Aside: One of my ongoing fantasies is to be The One Who Names The Lipstick, which is kind of like being The One Who Names the Crayola Colors, or the Sherwin-Williams paint swatches. Who are these geniuses, the objects of my eternal admiration? Who first said, “Cherries in the Snow”? This inquiring mind wants to know.


Drug Store Skin Care

When I was a kid,  “night cream” was the only skin care product that most women used.  My mother’s was a Rea & Derick Drugstore proprietary blend called “Cream Lilas.” It was thick, with a definite sheen, and looked a little like stiffly beaten egg whites mounded up in the jar. It had a significant but not too perfume-y scent. There was still a jar on Mom’s dresser when she passed. Heaven knows what was in this stuff, but Mom never looked her age till she hit 80. I doubt that any higher-priced product would have done any better; her beautiful skin was probably more the result of her Mediterranean heritage and a lifetime of olive oil consumption.

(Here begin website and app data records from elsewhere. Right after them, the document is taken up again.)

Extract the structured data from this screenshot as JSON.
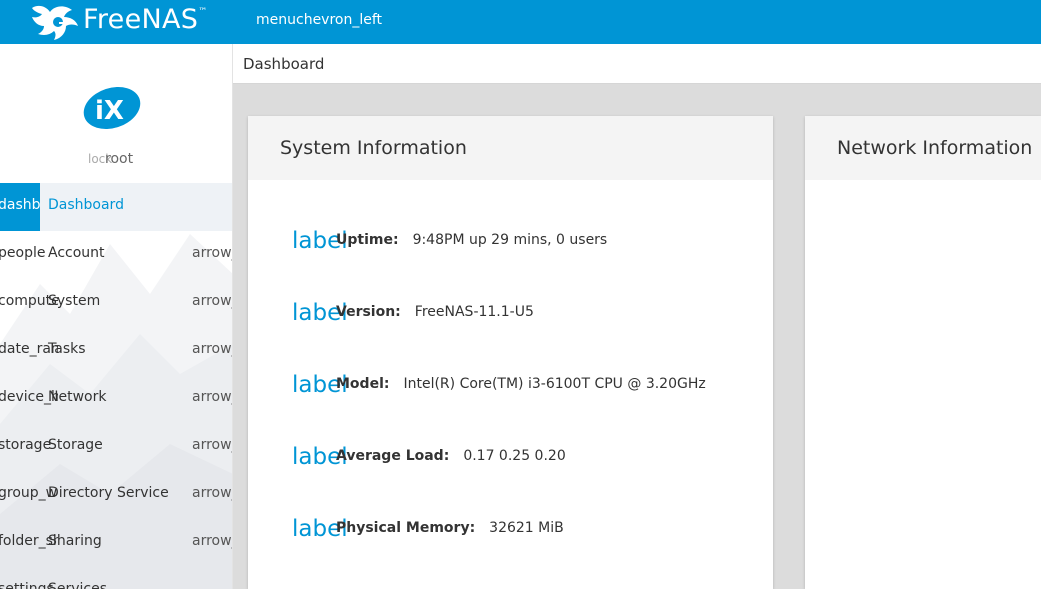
{
  "topbar": {
    "brand_name": "FreeNAS",
    "brand_tm": "™",
    "menu_toggle_label": "menuchevron_left",
    "accent_color": "#0095d5"
  },
  "sidebar": {
    "user": {
      "icon_text": "lock",
      "name": "root"
    },
    "items": [
      {
        "icon": "dashboard",
        "label": "Dashboard",
        "arrow": "",
        "active": true
      },
      {
        "icon": "people",
        "label": "Account",
        "arrow": "arrow_right"
      },
      {
        "icon": "computer",
        "label": "System",
        "arrow": "arrow_right"
      },
      {
        "icon": "date_range",
        "label": "Tasks",
        "arrow": "arrow_right"
      },
      {
        "icon": "device_hub",
        "label": "Network",
        "arrow": "arrow_right"
      },
      {
        "icon": "storage",
        "label": "Storage",
        "arrow": "arrow_right"
      },
      {
        "icon": "group_work",
        "label": "Directory Service",
        "arrow": "arrow_right"
      },
      {
        "icon": "folder_shared",
        "label": "Sharing",
        "arrow": "arrow_right"
      },
      {
        "icon": "settings",
        "label": "Services",
        "arrow": ""
      }
    ]
  },
  "breadcrumb": {
    "current": "Dashboard"
  },
  "system_card": {
    "title": "System Information",
    "rows": [
      {
        "icon": "label",
        "key": "Uptime:",
        "value": "9:48PM up 29 mins, 0 users"
      },
      {
        "icon": "label",
        "key": "Version:",
        "value": "FreeNAS-11.1-U5"
      },
      {
        "icon": "label",
        "key": "Model:",
        "value": "Intel(R) Core(TM) i3-6100T CPU @ 3.20GHz"
      },
      {
        "icon": "label",
        "key": "Average Load:",
        "value": "0.17 0.25 0.20"
      },
      {
        "icon": "label",
        "key": "Physical Memory:",
        "value": "32621 MiB"
      }
    ]
  },
  "network_card": {
    "title": "Network Information"
  }
}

I’ve always believed that you shouldn’t put junk on your skin. I started using Clinique cleanser and toner in my mid-30 and over the years used many high end products, including several luxurious French brands. Quite honestly, who among us doesn’t want to look our best and, as we age, “reduce the appearance of” wrinkles and saggy baggy skin? If you don’t, you are amazing and have my admiration, but you are the exception rather than the rule. Now that I am #retired, however, logic and economy have become more important to me. Unless you’re committed to 100% organic, the active ingredients in any of these products are very similar. And the “state of the science” is what it is.

So I decided to defect.

An exhaustive (and, truthfully, exhausting) online search provided a few product comparisons, but even on the manufacturer’s websites, there is very little guidance on the differences between the various products.Among the plethora of choices I found on Ulta’s “drug store side” were day and night moisturizers, eye cream, various serums, BB creams, exfoliating masques, and do-it-yourself peels—Neutrogena Ageless Intensives, ® Olay Regenerist®, L’Oréal Paris Revitalift®, not to mention Roc® and Garnier®. Pricewise, there isn’t much difference among these, but compared to Philosophy and other even “dearer” brands, the gap is huge.  I ended up with the L’Oréal, quite frankly, because there was a buy one-get second for 50% off deal. So I spent about $30 less than I would have if I’d gone for the Philosophy Miracle Worker line.

Progress Report:
I’ve been using the Revitalift products for several weeks. Thus far, I can report that the scents are pleasant and not overbearing, that the texture is lovely, and that my face feels light and clean after application. I’ll keep you posted.

I know that many of my friends (of all ages, in fact) have expressed frustration at the cost of high-end skin care. Thus, I would love your feedback. The great thing about blogs is that it gives us a chance to learn from each other.